sac·cade

 (să-käd′, sə-)
n.
A rapid intermittent eye movement, as that which occurs when the eyes fix on one point after another in the visual field.

[French, jerk, jolt, from Middle French, from Old French dialectal saquer, to jerk, pull, variant of Old French sachier, to pull forcefully, turn over, shake up, from sac, sack (perhaps in reference to the shaking of bags of wheat to settle their contents); see sac1.]

sac·cad′ic adj.

saccade

(səˈkɑːd; -ˈkeɪd)
n
1. (Physiology) the movement of the eye when it makes a sudden change of fixation, as in reading
2. (Horse Training, Riding & Manège) a sudden check given to a horse
[C18: from French: a jerk on the reins of a horse]

sac•cade

(sæˈkɑd)

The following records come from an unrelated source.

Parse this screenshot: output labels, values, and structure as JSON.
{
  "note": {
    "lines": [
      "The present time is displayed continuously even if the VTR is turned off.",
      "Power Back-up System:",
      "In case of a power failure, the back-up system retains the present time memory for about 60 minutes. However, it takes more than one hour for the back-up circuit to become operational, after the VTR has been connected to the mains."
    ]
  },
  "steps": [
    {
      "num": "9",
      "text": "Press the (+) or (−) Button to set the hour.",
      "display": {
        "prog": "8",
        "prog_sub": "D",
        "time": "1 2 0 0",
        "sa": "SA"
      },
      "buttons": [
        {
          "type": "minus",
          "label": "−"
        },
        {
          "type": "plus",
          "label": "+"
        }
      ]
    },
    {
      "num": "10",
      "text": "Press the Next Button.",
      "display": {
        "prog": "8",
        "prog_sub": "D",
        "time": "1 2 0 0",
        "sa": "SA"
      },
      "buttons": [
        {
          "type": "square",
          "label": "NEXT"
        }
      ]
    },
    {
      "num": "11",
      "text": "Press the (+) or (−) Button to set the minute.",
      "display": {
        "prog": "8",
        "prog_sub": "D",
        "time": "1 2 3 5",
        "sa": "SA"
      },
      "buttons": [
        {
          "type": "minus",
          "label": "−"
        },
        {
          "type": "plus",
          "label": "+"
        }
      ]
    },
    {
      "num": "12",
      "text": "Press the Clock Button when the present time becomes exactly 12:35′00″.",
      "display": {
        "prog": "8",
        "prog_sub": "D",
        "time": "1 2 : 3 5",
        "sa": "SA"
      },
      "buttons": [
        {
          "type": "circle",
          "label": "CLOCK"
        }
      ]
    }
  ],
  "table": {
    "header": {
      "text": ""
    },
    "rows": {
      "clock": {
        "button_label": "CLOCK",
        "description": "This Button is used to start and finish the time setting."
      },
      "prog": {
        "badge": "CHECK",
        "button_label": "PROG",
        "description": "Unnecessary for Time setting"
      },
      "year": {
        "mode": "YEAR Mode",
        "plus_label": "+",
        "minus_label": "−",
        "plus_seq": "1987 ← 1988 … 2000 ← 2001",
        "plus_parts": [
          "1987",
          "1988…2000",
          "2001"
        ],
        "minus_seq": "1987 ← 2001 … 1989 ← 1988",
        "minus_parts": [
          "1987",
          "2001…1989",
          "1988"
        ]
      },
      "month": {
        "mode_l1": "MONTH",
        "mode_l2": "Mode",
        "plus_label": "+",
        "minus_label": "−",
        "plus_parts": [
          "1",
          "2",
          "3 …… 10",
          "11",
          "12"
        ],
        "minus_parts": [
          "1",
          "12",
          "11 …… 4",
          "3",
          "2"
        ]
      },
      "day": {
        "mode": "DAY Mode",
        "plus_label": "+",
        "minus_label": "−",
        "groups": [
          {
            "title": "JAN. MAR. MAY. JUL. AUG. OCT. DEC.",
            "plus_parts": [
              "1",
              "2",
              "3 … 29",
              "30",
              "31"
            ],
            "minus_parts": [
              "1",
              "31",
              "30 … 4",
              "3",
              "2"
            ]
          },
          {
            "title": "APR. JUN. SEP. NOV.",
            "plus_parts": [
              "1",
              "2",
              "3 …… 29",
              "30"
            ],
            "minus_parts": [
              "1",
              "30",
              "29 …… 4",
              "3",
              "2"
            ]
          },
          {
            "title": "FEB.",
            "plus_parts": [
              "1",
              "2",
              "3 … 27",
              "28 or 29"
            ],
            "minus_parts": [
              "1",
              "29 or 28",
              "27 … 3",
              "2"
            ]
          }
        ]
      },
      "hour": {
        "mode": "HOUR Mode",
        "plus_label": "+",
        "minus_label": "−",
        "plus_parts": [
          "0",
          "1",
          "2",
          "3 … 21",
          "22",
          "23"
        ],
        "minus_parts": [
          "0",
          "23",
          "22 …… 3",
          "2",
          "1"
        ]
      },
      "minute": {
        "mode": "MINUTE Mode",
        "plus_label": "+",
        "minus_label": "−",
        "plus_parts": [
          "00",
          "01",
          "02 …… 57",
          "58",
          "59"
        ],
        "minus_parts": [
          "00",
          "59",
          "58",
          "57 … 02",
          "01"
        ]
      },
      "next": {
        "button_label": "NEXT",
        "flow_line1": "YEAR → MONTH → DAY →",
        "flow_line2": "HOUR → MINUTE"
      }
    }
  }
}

n.
a rapid, irregular eye movement that occurs when changing focus from one point to another, as while reading or looking out from a moving train.
[1950–55; < French saccade jerk, jolt < Middle French saqu(er) to pull violently]
sac•cad′ic, adj.
ThesaurusAntonymsRelated WordsSynonymsLegend:
Noun1.saccade - a rapid, jerky movement of the eyes between positions of rest
eye movement - the movement of the eyes
2.saccade - an abrupt spasmodic movement
movement, motility, motion, move - a change of position that does not entail a change of location; "the reflex motion of his eyebrows revealed his surprise"; "movement is a sign of life"; "an impatient move of his hand"; "gastrointestinal motility"
References in periodicals archive ?
Therefore, this study aims to describe and compare the results of ocular tests (saccadic movement, pendular tracking, and optokinetic nystagmus) among the groups with dyslexia, learning disorders and control group.
The techniques used to obtain the pre- and posthyperbaric chamber exposure saccadic movement and SPEM have been described in prior publications from this research team [20].
It is important to note that since attention precedes saccadic movement, fixation duration does not only represent cognitive processing (Theeuwes, et al., 1998), but also preparatory time to the next fixation location.
These corrective saccadic movements might occur after head impulses, resulting in overt catch-up saccades, which are visible and can be detected by an experienced examiner during the bedside test without any additional equipment.
Some previous studies performed similar tests and found that there are many different responses comprising variations of vergence and saccadic movements [19, 33, 34]; however, they did not provide a detailed analysis based on descriptive parameters, as the one we provided by the presented approach.
If it want to improve saccadic movements (eyes movements) it will not get it exercising any type of motility ocular, it will only achieve it by training the saccades; It's more, if it want to train for example horizontal predictive saccades only it will improve if it propose exercises where specifically involved this type of movement ocular and not another.
Caption: Figure 4 Assessment of saccadic movements. The patient is instructed to look at the examiner's finger on the left hand (A) and then the finger on the right hand (B)
While it is known that rotation of the eye results in shearing forces on the retina transmitted from the vitreous gel, saccadic movements also cause a secondary motion of the vitreous itself directed inward to the axis of rotation.